By considering these factors and conducting diligent research, you can create a realistic budget that will help you launch your coffee shop and navigate the initial challenges with confidence. Remember, building a coffee shop is not just about the financial investment; it’s also about passion, dedication, and providing an exceptional experience for your customers.
Frequently Asked Questions
Q: What are the ongoing expenses involved in running a coffee shop?
A: In addition to the initial startup costs, running a coffee shop involves ongoing expenses such as rent, utilities, inventory replenishment, employee wages, marketing, and maintenance.
Q: Are there any specific licenses or permits required to open a coffee shop?
A: Yes, opening a coffee shop typically requires obtaining certain licenses and permits, such as health permits, food handling permits, fire safety inspections, and possibly liquor licenses if you plan to serve alcoholic beverages.
Q: How important is location when opening a coffee shop?
A: Choosing a high-traffic area with good visibility can attract more customers. However, prime locations often come with higher rents, so it’s crucial to find a balance between affordability and potential customer reach.
Please note: This blog post is for educational purposes only and does not constitute legal advice.

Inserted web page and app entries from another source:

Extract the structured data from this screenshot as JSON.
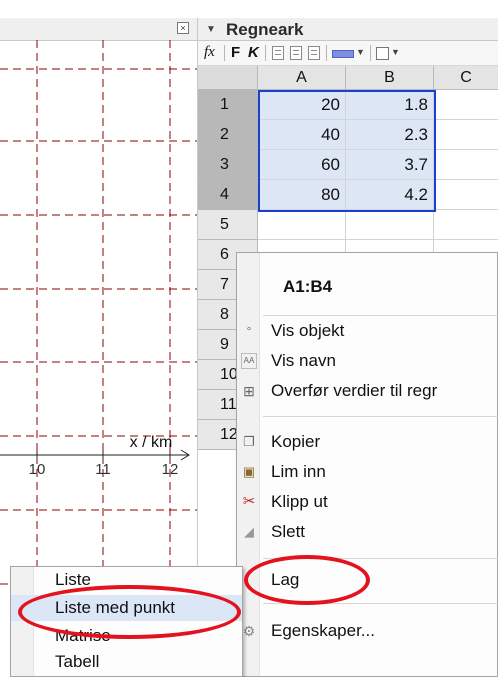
{
  "graphics_view": {
    "close_icon": "close-icon",
    "close_glyph": "×",
    "axis_label": "x / km",
    "x_ticks": [
      "10",
      "11",
      "12"
    ]
  },
  "spreadsheet": {
    "title": "Regneark",
    "collapse_icon": "triangle-down-icon",
    "toolbar": {
      "fx": "fx",
      "bold": "F",
      "italic": "K"
    },
    "columns": [
      "A",
      "B",
      "C"
    ],
    "rows": [
      {
        "num": "1",
        "a": "20",
        "b": "1.8"
      },
      {
        "num": "2",
        "a": "40",
        "b": "2.3"
      },
      {
        "num": "3",
        "a": "60",
        "b": "3.7"
      },
      {
        "num": "4",
        "a": "80",
        "b": "4.2"
      },
      {
        "num": "5"
      },
      {
        "num": "6"
      },
      {
        "num": "7"
      },
      {
        "num": "8"
      },
      {
        "num": "9"
      },
      {
        "num": "10"
      },
      {
        "num": "11"
      },
      {
        "num": "12"
      }
    ],
    "selection_color": "#1a3fd1"
  },
  "context_menu": {
    "title": "A1:B4",
    "items": [
      {
        "label": "Vis objekt",
        "icon": "show-object-icon"
      },
      {
        "label": "Vis navn",
        "icon": "show-label-icon"
      },
      {
        "label": "Overfør verdier til regr",
        "icon": "table-icon"
      },
      {
        "label": "Kopier",
        "icon": "copy-icon"
      },
      {
        "label": "Lim inn",
        "icon": "paste-icon"
      },
      {
        "label": "Klipp ut",
        "icon": "scissors-icon"
      },
      {
        "label": "Slett",
        "icon": "eraser-icon"
      },
      {
        "label": "Lag",
        "icon": ""
      },
      {
        "label": "Egenskaper...",
        "icon": "gear-icon"
      }
    ]
  },
  "submenu": {
    "items": [
      {
        "label": "Liste"
      },
      {
        "label": "Liste med punkt"
      },
      {
        "label": "Matrise"
      },
      {
        "label": "Tabell"
      }
    ]
  },
  "annotation_color": "#e4121f"
}
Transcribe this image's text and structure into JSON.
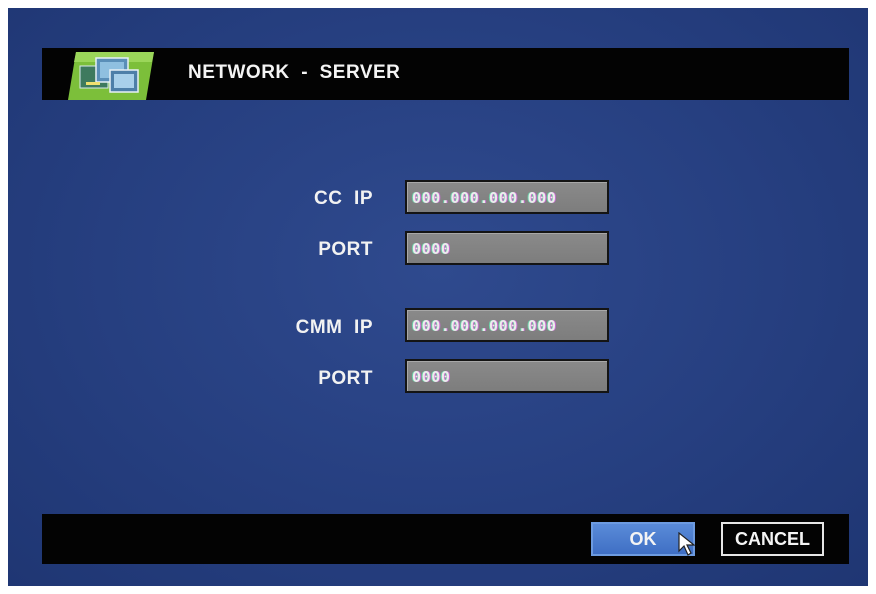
{
  "header": {
    "title": "NETWORK  -  SERVER",
    "icon": "network-server-icon"
  },
  "form": {
    "cc_ip": {
      "label": "CC  IP",
      "value": "000.000.000.000"
    },
    "cc_port": {
      "label": "PORT",
      "value": "0000"
    },
    "cmm_ip": {
      "label": "CMM  IP",
      "value": "000.000.000.000"
    },
    "cmm_port": {
      "label": "PORT",
      "value": "0000"
    }
  },
  "footer": {
    "ok_label": "OK",
    "cancel_label": "CANCEL"
  },
  "colors": {
    "background": "#263f80",
    "bar": "#030303",
    "field": "#838383",
    "ok_button": "#4a7bcf"
  }
}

Please consult a legal expert to address your specific needs.
Hi! I’m Shawn Chun
My adventure in coffee began when I first launched my first coffee shop back in the early 2000s. I had to figure out so many things on my own and to make it worse within 2 years of opening two large corporate coffee chains moved in just blocks away from me!

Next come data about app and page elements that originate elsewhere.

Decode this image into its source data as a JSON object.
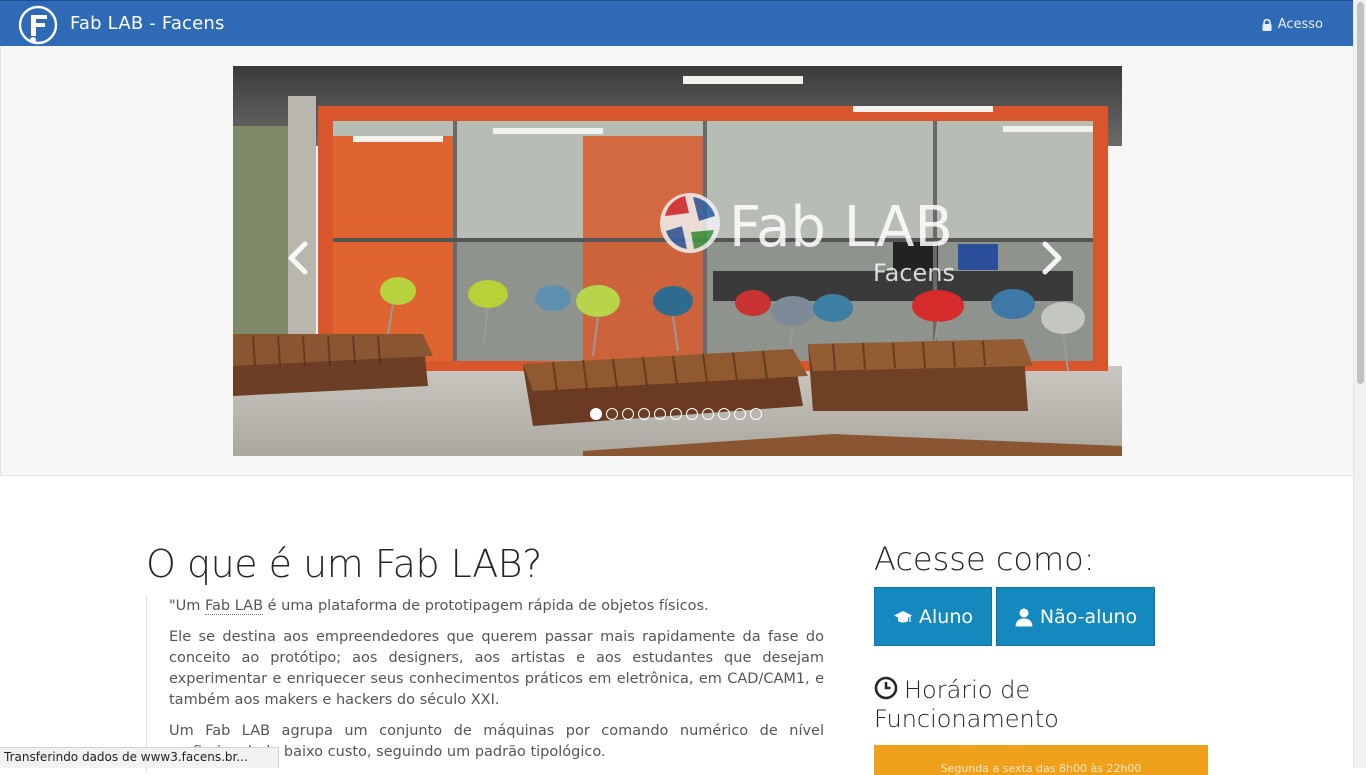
{
  "navbar": {
    "brand": "Fab LAB - Facens",
    "access_label": "Acesso"
  },
  "carousel": {
    "slide_text_main": "Fab LAB",
    "slide_text_sub": "Facens",
    "indicator_count": 11,
    "active_index": 0
  },
  "main": {
    "title": "O que é um Fab LAB?",
    "quote_p1_prefix": "\"Um ",
    "quote_p1_abbr": "Fab LAB",
    "quote_p1_suffix": " é uma plataforma de prototipagem rápida de objetos físicos.",
    "quote_p2": "Ele se destina aos empreendedores que querem passar mais rapidamente da fase do conceito ao protótipo; aos designers, aos artistas e aos estudantes que desejam experimentar e enriquecer seus conhecimentos práticos em eletrônica, em CAD/CAM1, e também aos makers e hackers do século XXI.",
    "quote_p3": "Um Fab LAB agrupa um conjunto de máquinas por comando numérico de nível profissional, de baixo custo, seguindo um padrão tipológico."
  },
  "sidebar": {
    "access_title": "Acesse como:",
    "btn_aluno": "Aluno",
    "btn_naoaluno": "Não-aluno",
    "hours_title": "Horário de Funcionamento",
    "hours_text": "Segunda a sexta das 8h00 às 22h00"
  },
  "status": {
    "text": "Transferindo dados de www3.facens.br..."
  },
  "colors": {
    "navbar": "#2e6ab6",
    "button": "#1389bf",
    "hours_bar": "#f0a11b"
  }
}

As I saw smaller and even some larger coffee shops in the neighborhood slowly lose customers to these giant coffee chains and slowly close up shop, I knew that I had to start getting creative…or go out of business.
I (like you may be) knew the coffee industry well. I could make the best latte art around and the foam on my caps was the fluffiest you have ever seen. I even had the best state-of-the-art 2 group digital Nuova Simonelli machine money could buy. But I knew that these things alone would not be enough to lure customers away from the name brand established coffee shops.
Eventually, through lots of trial and error as well as perseverance and creativity I did find a way to not only survive but also thrive in the coffee/espresso industry even while those corporate coffee chains stayed put. During those years I learned to adapt and always faced new challenges. It was not always easy, however, in the end, I was the sole survivor independent coffee shop within a 10-mile radius of my location. Just two corporate coffee chains and I were left after that year. All told the corporate coffee chains took down over 15 small independent coffee shops and kiosks and I was the last one standing and thriving.
Along the years I meet others with the same passion for coffee and I quickly learned that it is not only “how good a barista is” that makes a coffee shop successful, but the business side of coffee as well.
Hence why I started this website you are on now. To provide the tools and resources for up and coming coffee shop owners to gain that vital insight and knowledge on how to start a coffee shop successfully.
Stick around, browse through my helpful blog and resources and enjoy your stay! With lots of LATTE LOVE!